globe on a plateTo “feed the world” by 2050, we’ll need a massive, global ramp-up of industrial-scale, corporate-led agriculture. At least that’s the conventional wisdom.

Even progressive journalists trumpet the idea (see here, here, and here, plus my ripostes here and here). The public-radio show Marketplace reported it as fact last week, earning a knuckle rap from Tom Laskway. At least one major strain of President Obama’s (rather inconsistent) agricultural policy is predicated on it. And surely most agricultural scientists and development specialists toe that line … right?

Well, not really. Back in 2009, Seed Magazine organized a forum predicated on the idea that a “scientific consensus,” analogous to the one on climate change, had formed around the desirability of patent-protected genetically modified seeds. If I must say so, my own contribution to that discussion shredded that notion. If anything, a pro-GMO consensus has formed among a narrow group of microbiologists — the people who conduct gene manipulations to develop novel crops. But no such accord exists among scientists whose work takes them out of the laboratory and into farm fields and ecosystems: soil experts, ecologists, development specialists, etc.

The latest evidence against any consensus around Big Ag as world savior: In a paper [PDF] just published in Science, a team of researchers led by the eminent Washington State University soil scientist John P. Reganold urges a fundamental rethinking of the U.S. ag-research system, which is “narrowly focused on productivity and efficiency” at the expense of public health and ecological resilience; and of the Farm Bill, which uses subsidies not to support a broad range of farmers but rather to “mask market, social, and environmental factors associated with conventional production systems.”

The Reganold team’s Science article distills their much longer report published last year by the prestigious National Research Council. While conventional wisdom holds that scientists who study agriculture think only lots of GMOs and agrichemicals can feed us going forward, Reganold’s team has quite a different set of recommendations in mind: “organic farming, alternative livestock production (e.g., grass-fed), mixed crop and livestock systems, and perennial grains.”

They are by no means the only high-level researchers to reach such conclusions. Earlier this year, the U.N.’s special rapporteur on food, Olivier De Schutter, conducted “an extensive review of the recent scientific literature” and concluded that the case for Big Ag had been way overblown [PDF]. Defying agrichemical industry dogma about how organic agriculture produces low yields, De Schutter declared, “Small-scale farmers can double food production within 10 years in critical regions by using ecological methods.”

Also this spring, another branch of the United Nations, the U.N. Environment Program, released yet another report making the case for organic and other low-input ag techniques (I wrote about it at the bottom of this post).

And as far back as 2008, the largest-ever assessment of attitudes within the scientific community came out squarely against industrial agriculture as the true and only way to “feed the world” going forward. The International Assessment of Agricultural Knowledge, Science, and Technology for Development (IAASTD), a three-year study released in 2008, engaged 400 scientists from around the globe under the aegis of the World Bank and the U.N.’s Food and Agriculture Organization. Far from pinning hopes for humanity’s future on the products of a few agrichemical firms, the IAASTD focuses on building resilience and health in communities through sustainable-ag techniques it groups under the rubric of the term “agroecology.”

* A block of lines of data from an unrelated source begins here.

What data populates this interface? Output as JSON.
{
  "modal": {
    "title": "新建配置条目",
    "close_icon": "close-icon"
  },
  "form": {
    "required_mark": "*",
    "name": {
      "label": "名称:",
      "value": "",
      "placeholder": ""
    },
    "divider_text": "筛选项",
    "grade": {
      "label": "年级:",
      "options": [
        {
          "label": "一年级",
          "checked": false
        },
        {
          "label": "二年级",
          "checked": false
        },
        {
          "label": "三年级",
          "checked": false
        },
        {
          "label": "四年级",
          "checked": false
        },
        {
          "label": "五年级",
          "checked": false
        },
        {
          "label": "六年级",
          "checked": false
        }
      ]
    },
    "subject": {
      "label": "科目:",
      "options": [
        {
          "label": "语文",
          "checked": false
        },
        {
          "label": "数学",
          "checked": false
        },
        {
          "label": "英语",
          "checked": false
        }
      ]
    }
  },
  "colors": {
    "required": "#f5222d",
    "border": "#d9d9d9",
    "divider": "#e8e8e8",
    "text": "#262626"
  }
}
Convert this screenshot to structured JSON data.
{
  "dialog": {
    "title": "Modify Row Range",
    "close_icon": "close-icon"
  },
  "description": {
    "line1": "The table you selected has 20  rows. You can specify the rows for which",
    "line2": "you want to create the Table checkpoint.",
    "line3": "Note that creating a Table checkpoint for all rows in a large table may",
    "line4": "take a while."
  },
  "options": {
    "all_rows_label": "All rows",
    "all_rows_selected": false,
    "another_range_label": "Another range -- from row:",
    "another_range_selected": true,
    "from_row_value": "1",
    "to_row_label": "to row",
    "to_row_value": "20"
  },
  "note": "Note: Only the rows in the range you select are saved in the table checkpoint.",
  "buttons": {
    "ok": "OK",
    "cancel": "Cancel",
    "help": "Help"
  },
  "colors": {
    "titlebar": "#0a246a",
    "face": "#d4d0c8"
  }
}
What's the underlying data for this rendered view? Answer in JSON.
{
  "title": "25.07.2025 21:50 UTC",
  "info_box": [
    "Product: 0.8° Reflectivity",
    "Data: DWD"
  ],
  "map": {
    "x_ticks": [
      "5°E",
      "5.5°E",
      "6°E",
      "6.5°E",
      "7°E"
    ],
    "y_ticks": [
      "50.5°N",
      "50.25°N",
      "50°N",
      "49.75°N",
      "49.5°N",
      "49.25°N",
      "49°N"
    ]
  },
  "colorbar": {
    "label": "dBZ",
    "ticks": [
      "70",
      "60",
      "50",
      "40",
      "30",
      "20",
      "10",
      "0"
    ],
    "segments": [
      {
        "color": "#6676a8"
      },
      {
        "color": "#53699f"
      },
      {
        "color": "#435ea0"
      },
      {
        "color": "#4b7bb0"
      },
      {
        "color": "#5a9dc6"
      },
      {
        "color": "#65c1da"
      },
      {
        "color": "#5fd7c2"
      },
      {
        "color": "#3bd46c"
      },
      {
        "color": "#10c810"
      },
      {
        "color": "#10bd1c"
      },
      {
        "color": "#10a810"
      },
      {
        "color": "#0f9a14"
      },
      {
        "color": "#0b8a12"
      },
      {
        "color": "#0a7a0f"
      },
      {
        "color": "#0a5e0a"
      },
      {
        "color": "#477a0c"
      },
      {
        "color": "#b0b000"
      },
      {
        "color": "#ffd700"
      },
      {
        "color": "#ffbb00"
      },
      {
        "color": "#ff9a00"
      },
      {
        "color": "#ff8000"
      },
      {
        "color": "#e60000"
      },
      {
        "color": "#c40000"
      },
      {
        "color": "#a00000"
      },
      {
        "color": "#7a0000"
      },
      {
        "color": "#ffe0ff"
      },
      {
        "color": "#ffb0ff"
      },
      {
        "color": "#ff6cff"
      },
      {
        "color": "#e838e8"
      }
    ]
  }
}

Now, I would never insist that there is a consensus among scientists that only organic ag can feed the world. There are clearly scientists, not all of them linked financially to the agrichemical industry, who would passionately argue against that proposition. But there is by no means a consensus in the other direction. What we have is a debate — one being snuffed out by the illusion of a consensus. As global population grows and climate change proceeds apace, making agriculture ever more tricky, food policy may well emerge as the question of our time. It’s time to air out that debate.